Time simply refuses to advance, and I have to resort to counting the spider eggs cocooned in their nest on a nearby tree branch. A sudden sigh interrupts my lame occupation. There’s a starry look in the big eyes, and I notice the novel is slipping out of Starra’s dreamy grip. This is my window of opportunity! I finger the starchy edge of the book jacket and coax the book forward.
Thud. The book falls to the floor, and the movement seems to bring Starra back to her senses. At last she grabs a hoodie and sets out, probably for one of her night excursions on the Vista Del Mar Path. Are we running or biking tonight?
Running it is. I jog behind her, finding the excursion by the shoreline an improvement to watching her read. At least we are moving.
She runs for half an hour, at a speed faster than the sea turtle pace usual for fivetoes. Then she slows to a stop at a jagged rock, half-submerged in the ocean. I groan quietly and contemplate leaving. From experience, I know she’ll climb to the top of her rock and dream away. I start backing off, but when I’m some fifty feet away, I look back. Starra makes a pretty picture there, her silhouette perched high on the rock. Her long legs are tucked under her, and her head hangs back as she keeps her gaze on the stars above. If only she would let loose the heavy dark mane of hair she always twists up at the back of her neck, she would truly look like a mermaid risen from the sea.

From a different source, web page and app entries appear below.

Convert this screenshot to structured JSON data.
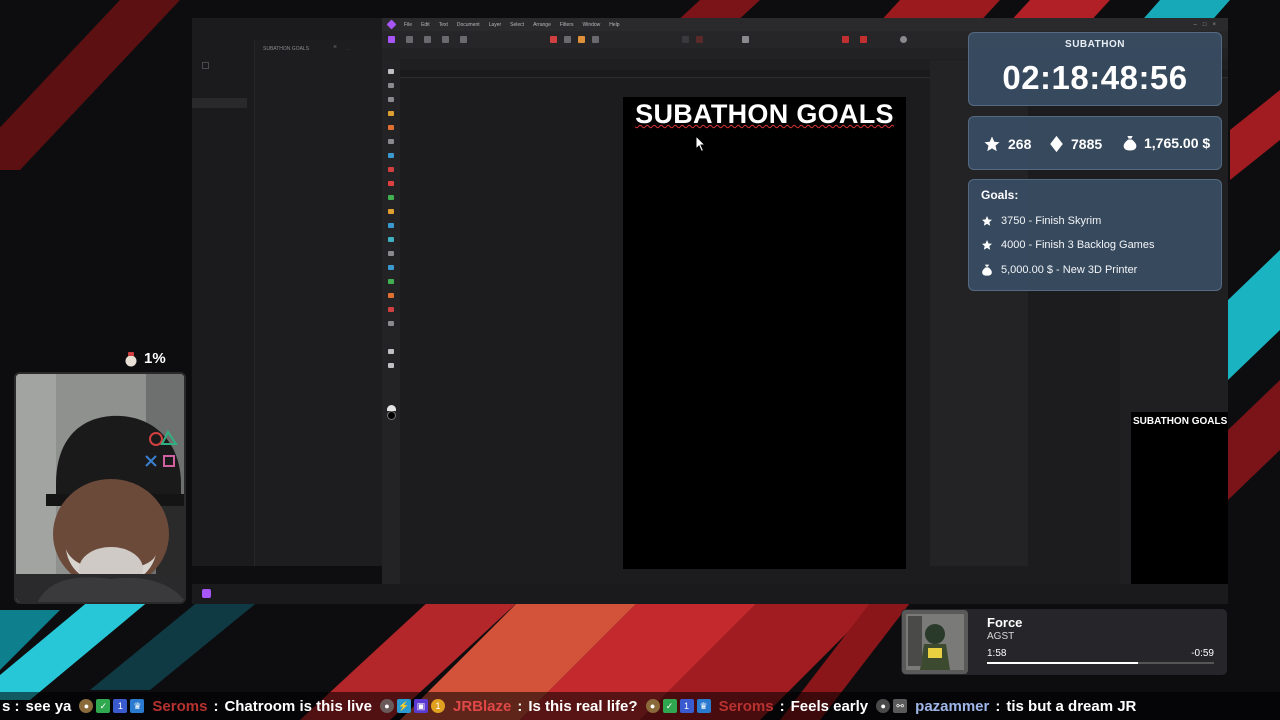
{
  "app": {
    "menus": [
      "File",
      "Edit",
      "Text",
      "Document",
      "Layer",
      "Select",
      "Arrange",
      "Filters",
      "Window",
      "Help"
    ],
    "left_panel_tab": "SUBATHON GOALS",
    "artboard_title": "SUBATHON GOALS",
    "preview_title": "SUBATHON GOALS"
  },
  "subathon": {
    "label": "SUBATHON",
    "timer": "02:18:48:56",
    "stats": {
      "subs": "268",
      "bits": "7885",
      "money": "1,765.00 $"
    },
    "goals_title": "Goals:",
    "goals": [
      {
        "icon": "star-icon",
        "text": "3750 - Finish Skyrim"
      },
      {
        "icon": "star-icon",
        "text": "4000 - Finish 3 Backlog Games"
      },
      {
        "icon": "money-bag-icon",
        "text": "5,000.00 $ - New 3D Printer"
      }
    ]
  },
  "webcam": {
    "percent": "1%"
  },
  "now_playing": {
    "title": "Force",
    "artist": "AGST",
    "elapsed": "1:58",
    "remaining": "-0:59",
    "progress": 0.667
  },
  "ticker": [
    {
      "user": "",
      "message": "see ya",
      "user_color": "#ffffff"
    },
    {
      "user": "Seroms",
      "message": "Chatroom is this live",
      "user_color": "#c0392b"
    },
    {
      "user": "JRBlaze",
      "message": "Is this real life?",
      "user_color": "#e05050"
    },
    {
      "user": "Seroms",
      "message": "Feels early",
      "user_color": "#c0392b"
    },
    {
      "user": "pazammer",
      "message": "tis but a dream JR",
      "user_color": "#9fb6e8"
    }
  ],
  "colors": {
    "card_bg": "#3a4d63",
    "accent_purple": "#a855f7",
    "stripe_red": "#c0262a",
    "stripe_cyan": "#2ec4d6"
  }
}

Something pulls me back to her. I can’t explain it, but I have a feeling trouble is lurking nearby, waiting to snatch her in its net.
My chicken feet make an about face and follow Starra home as she takes the shorter route through town.